[Records from a collection]
-*-
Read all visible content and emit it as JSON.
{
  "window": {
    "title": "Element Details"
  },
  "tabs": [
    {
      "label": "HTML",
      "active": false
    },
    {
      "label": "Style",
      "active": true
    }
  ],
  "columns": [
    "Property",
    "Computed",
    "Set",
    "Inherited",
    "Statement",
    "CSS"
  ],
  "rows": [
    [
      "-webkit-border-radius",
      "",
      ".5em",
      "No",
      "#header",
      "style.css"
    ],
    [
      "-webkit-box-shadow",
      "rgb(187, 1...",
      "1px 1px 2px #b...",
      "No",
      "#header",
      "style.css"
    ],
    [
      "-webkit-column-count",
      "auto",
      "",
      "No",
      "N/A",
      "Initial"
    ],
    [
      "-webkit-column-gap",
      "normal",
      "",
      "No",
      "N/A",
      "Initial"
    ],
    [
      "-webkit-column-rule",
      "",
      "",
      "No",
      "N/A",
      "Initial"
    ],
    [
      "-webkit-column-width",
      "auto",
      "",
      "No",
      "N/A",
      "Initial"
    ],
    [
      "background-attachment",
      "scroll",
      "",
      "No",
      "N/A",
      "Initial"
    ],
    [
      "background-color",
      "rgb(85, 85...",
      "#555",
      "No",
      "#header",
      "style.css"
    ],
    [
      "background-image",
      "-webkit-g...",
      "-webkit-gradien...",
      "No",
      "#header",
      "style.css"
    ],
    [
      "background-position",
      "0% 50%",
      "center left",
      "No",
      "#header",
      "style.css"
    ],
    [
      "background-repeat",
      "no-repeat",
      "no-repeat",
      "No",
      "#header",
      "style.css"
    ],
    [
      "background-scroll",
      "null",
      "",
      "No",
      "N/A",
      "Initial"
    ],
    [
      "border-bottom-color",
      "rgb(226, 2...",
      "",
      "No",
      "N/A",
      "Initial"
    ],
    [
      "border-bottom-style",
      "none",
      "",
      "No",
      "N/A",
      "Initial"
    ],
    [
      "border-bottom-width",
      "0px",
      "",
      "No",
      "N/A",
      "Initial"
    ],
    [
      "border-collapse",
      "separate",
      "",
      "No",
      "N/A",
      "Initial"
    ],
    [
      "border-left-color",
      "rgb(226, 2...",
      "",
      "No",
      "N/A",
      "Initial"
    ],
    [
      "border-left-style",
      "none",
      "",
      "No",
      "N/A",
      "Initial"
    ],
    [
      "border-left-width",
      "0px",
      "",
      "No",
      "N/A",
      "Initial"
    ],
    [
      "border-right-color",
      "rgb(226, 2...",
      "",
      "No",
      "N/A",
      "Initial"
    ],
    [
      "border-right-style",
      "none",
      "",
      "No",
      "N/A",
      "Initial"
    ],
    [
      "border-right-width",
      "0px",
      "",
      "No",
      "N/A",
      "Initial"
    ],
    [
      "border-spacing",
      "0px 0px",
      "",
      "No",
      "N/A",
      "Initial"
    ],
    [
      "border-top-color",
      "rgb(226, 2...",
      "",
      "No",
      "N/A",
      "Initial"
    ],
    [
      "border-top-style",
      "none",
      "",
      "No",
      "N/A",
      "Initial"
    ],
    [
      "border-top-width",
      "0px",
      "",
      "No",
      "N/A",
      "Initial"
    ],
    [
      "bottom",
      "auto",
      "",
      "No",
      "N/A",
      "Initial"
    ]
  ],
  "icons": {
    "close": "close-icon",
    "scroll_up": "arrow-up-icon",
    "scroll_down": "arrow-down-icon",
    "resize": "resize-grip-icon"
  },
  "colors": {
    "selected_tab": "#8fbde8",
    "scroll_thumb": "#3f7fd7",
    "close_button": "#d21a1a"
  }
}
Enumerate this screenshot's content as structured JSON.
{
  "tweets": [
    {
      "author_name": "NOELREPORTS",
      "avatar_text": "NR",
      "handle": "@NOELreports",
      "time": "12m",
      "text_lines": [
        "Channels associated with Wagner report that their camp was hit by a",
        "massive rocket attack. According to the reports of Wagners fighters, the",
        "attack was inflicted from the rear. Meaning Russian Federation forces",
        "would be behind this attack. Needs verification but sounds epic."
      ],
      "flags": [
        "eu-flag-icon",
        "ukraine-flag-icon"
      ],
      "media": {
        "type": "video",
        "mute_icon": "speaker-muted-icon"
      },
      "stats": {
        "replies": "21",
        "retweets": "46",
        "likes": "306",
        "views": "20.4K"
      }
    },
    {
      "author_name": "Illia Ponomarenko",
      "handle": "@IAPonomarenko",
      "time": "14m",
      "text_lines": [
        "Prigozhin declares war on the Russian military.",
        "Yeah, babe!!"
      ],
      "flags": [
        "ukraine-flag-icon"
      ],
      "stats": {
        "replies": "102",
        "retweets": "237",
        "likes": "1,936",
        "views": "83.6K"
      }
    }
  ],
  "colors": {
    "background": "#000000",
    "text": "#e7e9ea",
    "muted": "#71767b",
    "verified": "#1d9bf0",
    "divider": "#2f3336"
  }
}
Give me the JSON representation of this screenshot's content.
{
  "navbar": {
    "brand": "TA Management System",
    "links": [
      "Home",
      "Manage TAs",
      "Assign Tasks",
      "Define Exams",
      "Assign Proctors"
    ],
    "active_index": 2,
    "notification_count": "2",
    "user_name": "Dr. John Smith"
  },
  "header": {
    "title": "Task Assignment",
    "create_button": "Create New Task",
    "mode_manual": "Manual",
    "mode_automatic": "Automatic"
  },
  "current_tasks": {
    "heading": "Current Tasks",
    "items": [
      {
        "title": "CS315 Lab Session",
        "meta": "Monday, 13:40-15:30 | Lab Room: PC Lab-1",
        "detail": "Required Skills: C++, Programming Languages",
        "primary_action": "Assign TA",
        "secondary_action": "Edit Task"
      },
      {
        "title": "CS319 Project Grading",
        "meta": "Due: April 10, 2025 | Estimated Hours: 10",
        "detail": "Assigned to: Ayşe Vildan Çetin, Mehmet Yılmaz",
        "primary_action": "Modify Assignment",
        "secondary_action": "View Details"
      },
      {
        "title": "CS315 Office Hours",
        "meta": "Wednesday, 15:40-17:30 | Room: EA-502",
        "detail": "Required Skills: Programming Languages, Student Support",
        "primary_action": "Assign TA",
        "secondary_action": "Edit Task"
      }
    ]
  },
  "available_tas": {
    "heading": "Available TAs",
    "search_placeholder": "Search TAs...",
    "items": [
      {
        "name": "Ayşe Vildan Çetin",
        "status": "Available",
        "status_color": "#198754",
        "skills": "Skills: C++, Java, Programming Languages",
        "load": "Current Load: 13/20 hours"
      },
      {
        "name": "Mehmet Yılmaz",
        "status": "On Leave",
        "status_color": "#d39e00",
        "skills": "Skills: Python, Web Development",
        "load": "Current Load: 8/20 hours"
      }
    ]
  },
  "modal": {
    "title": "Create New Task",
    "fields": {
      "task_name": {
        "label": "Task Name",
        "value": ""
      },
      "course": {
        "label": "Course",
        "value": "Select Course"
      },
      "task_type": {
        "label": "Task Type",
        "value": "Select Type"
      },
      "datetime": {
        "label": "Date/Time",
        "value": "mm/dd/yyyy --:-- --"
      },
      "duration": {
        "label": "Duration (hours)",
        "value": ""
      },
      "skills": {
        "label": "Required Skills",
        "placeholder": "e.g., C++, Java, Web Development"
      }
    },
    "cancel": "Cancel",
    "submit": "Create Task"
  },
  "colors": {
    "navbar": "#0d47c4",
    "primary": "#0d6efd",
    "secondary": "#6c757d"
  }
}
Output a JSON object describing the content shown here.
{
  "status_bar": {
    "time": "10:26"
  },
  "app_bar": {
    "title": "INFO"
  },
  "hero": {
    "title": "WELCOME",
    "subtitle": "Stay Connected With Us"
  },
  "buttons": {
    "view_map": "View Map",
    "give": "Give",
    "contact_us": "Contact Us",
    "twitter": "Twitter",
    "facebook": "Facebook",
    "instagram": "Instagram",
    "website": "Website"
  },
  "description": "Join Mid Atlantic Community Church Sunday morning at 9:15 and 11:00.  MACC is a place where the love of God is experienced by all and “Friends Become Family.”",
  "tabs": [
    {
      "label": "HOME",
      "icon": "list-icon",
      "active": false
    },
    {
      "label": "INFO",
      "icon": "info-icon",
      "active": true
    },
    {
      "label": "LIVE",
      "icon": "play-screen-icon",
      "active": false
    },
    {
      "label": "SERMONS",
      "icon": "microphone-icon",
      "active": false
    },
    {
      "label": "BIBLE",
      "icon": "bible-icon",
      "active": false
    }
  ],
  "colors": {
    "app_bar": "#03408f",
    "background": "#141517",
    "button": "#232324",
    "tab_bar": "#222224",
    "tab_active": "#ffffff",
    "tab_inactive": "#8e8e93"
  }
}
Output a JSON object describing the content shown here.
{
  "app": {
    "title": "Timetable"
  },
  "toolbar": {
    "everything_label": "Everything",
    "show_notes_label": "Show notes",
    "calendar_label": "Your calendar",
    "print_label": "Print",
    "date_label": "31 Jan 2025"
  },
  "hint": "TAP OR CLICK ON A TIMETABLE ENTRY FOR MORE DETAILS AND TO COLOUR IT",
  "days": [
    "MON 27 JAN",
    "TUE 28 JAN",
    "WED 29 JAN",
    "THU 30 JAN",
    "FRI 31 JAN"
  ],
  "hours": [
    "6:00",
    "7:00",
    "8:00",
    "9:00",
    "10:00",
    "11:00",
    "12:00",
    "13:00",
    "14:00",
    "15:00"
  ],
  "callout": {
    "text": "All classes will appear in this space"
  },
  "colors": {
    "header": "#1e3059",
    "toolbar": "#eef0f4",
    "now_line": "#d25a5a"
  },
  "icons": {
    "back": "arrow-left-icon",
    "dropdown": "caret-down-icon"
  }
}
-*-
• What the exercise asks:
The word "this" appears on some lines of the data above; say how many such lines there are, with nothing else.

• Task solution:
4